Today’s Making the Case will focus on the masterful song “Roggae.” Roggae’s first appearance, few know, was on June 29, 1998, at a rehearsal in Copenhage, Denmark. I know because I was lucky enough to be there. One day before the European tour truly started, those of us that came by early were treated to Phish’s rehearsal. The soundcheck included a half-hour-plus instrumental version of Roggae. So, yes, perhaps there is some bias, but nonetheless, I’m including Roggae in my “Making the Case” column.

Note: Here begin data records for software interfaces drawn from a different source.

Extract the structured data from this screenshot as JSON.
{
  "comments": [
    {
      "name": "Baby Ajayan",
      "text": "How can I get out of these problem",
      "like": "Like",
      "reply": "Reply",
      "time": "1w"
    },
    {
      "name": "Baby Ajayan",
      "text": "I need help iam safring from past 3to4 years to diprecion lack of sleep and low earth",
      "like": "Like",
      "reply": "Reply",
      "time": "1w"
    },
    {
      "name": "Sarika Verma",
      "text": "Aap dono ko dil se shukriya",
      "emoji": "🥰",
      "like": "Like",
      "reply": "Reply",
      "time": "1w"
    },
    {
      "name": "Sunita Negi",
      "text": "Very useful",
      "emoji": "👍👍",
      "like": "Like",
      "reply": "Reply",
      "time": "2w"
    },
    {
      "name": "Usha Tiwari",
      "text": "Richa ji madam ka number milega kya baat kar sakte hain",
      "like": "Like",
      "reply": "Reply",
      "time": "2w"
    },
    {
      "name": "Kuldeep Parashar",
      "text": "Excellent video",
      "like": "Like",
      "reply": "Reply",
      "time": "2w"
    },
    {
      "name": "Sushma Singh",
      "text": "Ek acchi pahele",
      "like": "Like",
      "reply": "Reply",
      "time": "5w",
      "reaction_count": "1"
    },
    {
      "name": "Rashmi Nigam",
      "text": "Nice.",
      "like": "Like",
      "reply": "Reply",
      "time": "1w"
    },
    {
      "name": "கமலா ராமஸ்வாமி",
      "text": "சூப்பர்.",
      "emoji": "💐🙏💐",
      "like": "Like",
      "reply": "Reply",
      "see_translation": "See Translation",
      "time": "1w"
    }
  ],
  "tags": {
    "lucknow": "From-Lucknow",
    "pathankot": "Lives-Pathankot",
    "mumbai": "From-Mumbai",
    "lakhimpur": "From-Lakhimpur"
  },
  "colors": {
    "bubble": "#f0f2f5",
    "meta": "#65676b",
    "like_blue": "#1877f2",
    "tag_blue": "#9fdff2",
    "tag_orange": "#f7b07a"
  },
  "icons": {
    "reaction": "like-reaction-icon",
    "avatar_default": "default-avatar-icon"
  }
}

Roggae is named, we are told, because it is a fusion of Rock and Reggae. While you must strain to hear either rock or reggae, most people confirm that it seems an apt-enough title. What makes Roggae special, though, is not just that it fuses two genres. Roggae is a showcase for all four members as musicians, and one that any music afficionado can appreciate.

Having put their vocal talents on display before, Phish squeeze in one verse in which all four members get a chance to sing. Only a handful of originals feature all four members on vocals, and this one gives each person the spotlight, often literally, rather than harmony en-masse.

Further, Roggae is a slow song, which many a musician knows, is the most accessible form of music. I certainly don’t mean to insinuate that Phish’s intent was to reach a larger audience, in fact, I’d argue the antithesis, but I believe Roggae to be a song with mass appeal. It’s got a very nice structure than non-Phishheads can appreciate.

On top of this, Roggae is built for jamming. While it rarely is stretched to its limits, the ending coda is well suited to be extended as long as the band is having fun. A slow and easy line leaves an easy hook for any of the boys to hop on and have some fun.

Roggae’s placement on The Story of the Ghost, though it probably shouldn’t be, is also a factor in its greatness. “Sammiched” in between the uppy “Water in the Sky” and the slow “Wading in the Velvet Sea” establish Roggae as a transition song, either slowing it down, or getting ready to speed it up.

I believe Roggae, aside from being a generally good song, is one of Phish’s best compositions.